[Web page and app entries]
*** Block opens ***

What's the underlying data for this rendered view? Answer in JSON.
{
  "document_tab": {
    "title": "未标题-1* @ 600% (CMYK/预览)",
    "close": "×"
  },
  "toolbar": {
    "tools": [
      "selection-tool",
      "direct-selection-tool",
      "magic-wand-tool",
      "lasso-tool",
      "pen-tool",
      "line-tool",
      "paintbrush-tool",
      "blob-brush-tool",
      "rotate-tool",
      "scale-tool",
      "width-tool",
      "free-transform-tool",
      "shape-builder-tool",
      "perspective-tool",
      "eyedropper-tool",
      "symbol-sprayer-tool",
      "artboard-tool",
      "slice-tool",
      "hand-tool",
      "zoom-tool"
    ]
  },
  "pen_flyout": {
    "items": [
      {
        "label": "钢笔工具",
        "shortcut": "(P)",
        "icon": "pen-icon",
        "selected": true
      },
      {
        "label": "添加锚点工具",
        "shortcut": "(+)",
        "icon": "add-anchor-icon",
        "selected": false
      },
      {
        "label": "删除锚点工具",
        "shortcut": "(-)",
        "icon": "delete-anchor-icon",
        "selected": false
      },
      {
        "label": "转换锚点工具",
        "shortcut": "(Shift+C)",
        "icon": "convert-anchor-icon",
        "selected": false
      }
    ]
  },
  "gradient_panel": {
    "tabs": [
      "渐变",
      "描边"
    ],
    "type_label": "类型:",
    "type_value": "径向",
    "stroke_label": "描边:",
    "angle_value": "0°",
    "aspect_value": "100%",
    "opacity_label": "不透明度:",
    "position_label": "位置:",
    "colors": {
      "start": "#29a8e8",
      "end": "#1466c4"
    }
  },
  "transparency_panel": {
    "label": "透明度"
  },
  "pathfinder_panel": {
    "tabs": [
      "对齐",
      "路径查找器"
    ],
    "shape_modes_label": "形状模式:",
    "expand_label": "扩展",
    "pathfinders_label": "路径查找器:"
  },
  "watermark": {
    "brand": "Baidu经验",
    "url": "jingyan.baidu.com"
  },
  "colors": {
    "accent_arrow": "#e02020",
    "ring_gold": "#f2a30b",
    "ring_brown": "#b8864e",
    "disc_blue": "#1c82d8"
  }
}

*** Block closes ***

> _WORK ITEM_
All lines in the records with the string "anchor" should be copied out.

> _ANSWER FOR THIS EXERCISE_
        "icon": "add-anchor-icon",
        "icon": "delete-anchor-icon",
        "icon": "convert-anchor-icon",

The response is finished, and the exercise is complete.